Yves showed me a memorial site of a farmer king and explained how infertile women would walk seven rounds around the memorial to get the spirit’s blessing. Yves explained that the monument also listed numerous other ancestors.
We ran down a series of stairs to the bottom of the lake and found rows of people walking from the crowded marketplace. In the middle of the market, we stopped at a hostelry where I drank coffee out of a small tin cup in the marketplace street. We then made our way to the taxi brousse station.
On the one side was the last remnants of the marketplace. On the other a church, and in between, hundreds of people waiting for their ride. Seeing as it was market day, it was really difficult to get a brousse to take us. A taxi brousse would stop and the crowds would swarm the bus – pushing to get a seat. After about an hour waiting for a chance to get a ride back to Antsirabe, we noticed two French girls in the crowd. Yves managed to convince one driver to take the four of us for 15,000 Ariary.
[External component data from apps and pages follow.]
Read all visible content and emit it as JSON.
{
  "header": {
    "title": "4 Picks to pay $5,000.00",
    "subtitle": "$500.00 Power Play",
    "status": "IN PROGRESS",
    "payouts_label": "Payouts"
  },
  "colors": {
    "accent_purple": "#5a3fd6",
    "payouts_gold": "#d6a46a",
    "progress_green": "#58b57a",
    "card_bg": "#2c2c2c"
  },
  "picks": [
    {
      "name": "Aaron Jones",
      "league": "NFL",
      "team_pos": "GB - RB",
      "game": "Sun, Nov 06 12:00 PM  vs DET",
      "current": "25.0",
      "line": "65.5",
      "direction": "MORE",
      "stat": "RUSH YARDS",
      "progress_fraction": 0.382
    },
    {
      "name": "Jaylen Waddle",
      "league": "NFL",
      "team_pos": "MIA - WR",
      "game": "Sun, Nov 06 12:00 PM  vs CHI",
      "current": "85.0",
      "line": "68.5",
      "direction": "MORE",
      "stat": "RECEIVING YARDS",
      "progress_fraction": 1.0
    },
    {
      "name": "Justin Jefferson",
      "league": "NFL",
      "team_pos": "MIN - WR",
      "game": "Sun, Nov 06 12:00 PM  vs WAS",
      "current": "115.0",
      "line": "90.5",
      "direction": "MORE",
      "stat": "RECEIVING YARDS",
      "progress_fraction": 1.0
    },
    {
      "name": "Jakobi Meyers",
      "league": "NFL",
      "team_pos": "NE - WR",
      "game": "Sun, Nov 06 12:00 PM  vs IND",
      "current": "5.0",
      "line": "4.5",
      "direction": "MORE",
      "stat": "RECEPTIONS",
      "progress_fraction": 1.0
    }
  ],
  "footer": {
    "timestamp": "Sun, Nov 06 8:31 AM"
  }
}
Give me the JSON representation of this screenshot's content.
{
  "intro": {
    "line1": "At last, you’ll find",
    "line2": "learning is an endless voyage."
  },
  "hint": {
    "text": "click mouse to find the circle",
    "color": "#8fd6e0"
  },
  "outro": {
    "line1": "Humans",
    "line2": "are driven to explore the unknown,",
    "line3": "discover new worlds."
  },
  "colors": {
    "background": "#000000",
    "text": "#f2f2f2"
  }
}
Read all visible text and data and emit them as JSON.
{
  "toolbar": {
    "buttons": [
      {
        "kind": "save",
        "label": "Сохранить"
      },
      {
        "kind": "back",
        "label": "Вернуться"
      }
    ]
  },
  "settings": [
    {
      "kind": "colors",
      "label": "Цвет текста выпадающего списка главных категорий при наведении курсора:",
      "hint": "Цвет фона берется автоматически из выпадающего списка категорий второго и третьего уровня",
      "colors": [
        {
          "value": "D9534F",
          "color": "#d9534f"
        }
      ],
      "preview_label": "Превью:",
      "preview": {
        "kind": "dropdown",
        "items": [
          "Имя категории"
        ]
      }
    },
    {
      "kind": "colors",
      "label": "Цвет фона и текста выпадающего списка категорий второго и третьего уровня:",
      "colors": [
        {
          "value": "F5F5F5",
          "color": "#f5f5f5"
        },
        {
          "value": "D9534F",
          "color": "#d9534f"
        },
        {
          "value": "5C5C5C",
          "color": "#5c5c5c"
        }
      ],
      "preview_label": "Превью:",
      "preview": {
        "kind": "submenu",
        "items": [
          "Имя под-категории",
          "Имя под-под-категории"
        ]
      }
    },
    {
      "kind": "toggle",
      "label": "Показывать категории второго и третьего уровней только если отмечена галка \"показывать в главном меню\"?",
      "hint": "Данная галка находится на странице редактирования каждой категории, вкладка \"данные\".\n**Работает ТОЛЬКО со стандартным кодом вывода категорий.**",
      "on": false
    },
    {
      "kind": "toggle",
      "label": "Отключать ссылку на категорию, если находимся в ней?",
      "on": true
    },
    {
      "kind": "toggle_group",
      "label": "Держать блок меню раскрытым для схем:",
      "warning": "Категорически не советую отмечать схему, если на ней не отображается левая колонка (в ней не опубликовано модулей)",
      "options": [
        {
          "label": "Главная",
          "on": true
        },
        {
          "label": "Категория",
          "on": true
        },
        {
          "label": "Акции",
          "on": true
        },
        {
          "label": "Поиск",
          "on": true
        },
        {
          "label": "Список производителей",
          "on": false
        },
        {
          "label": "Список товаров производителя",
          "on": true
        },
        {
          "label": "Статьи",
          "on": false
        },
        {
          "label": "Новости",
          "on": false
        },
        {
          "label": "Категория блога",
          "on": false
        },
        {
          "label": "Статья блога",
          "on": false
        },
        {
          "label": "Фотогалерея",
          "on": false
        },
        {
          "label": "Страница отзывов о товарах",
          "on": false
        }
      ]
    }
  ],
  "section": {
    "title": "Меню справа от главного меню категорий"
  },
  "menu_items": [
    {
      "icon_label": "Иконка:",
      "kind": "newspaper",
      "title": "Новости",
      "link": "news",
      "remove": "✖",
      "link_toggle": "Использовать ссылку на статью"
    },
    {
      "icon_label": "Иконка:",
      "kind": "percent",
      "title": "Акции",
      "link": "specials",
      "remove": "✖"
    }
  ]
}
Although Yves only asked for 20,000 Ariary, I paid him 50,000. I was just so grateful to have a good companion and a great day out. What are $15 dollars for a once in a lifetime experience?
Day 5 – Back to Antananarivo
On the morning of day five, I took a 6 am taxi back to the capital. When we arrived in the city, the taxi dropped us in a different place than from where I left a few days before. This time, it was a muddy taxi station with hundreds of people all over. Again, there were a lot of people wanting me to take a ride with them. I negotiated the price from inside the taxi and eventually agreed on one guy who took me through the busy streets of Tana to a little oasis called “Les 3 Metis”.
The hotel was situated in a neighborhood on one of the hills overlooking the city. The room cost around $26 but wasn’t ready when I arrived. The reception took care of my luggage while I sat down for and enjoyed an omelet, freshly baked bread and loads of coffee. There was a lady selling handmade souvenirs so I decided to grab a few before heading home the next day.
Initially, I wanted to go exploring again but didn’t feel like being harassed in the streets. Instead, I took a nap, showered and spoiled myself to a Zebu steak and bottle of wine. That night, I remember thinking that I’ve never felt more alone in my life.
My trip to Madagascar may have been one of my most daring and unplanned expeditions, but it’s a story that I never get tired of telling. I look back on the experience as challenging, rewarding and something I will never again do alone. I know that there are many more amazing places to see in Madagascar. Perhaps, one day, I will give it another go.
If you’re willing to rough it, then I would totally recommend visiting Madagascar. Learn some French so that you can communicate with the locals and rent a car so that you can get around on your own.
If you’d like to get hold of the tour guide, Yves, you can contact him on email at firstname.lastname@example.org or WhatsApp him on +261342943892.
Alternatively, you can book a guided tour here:
Have you ever visited Madagascar? What was your favorite place or experience? Please comment and remember to follow me on Instagram @onkeytravel.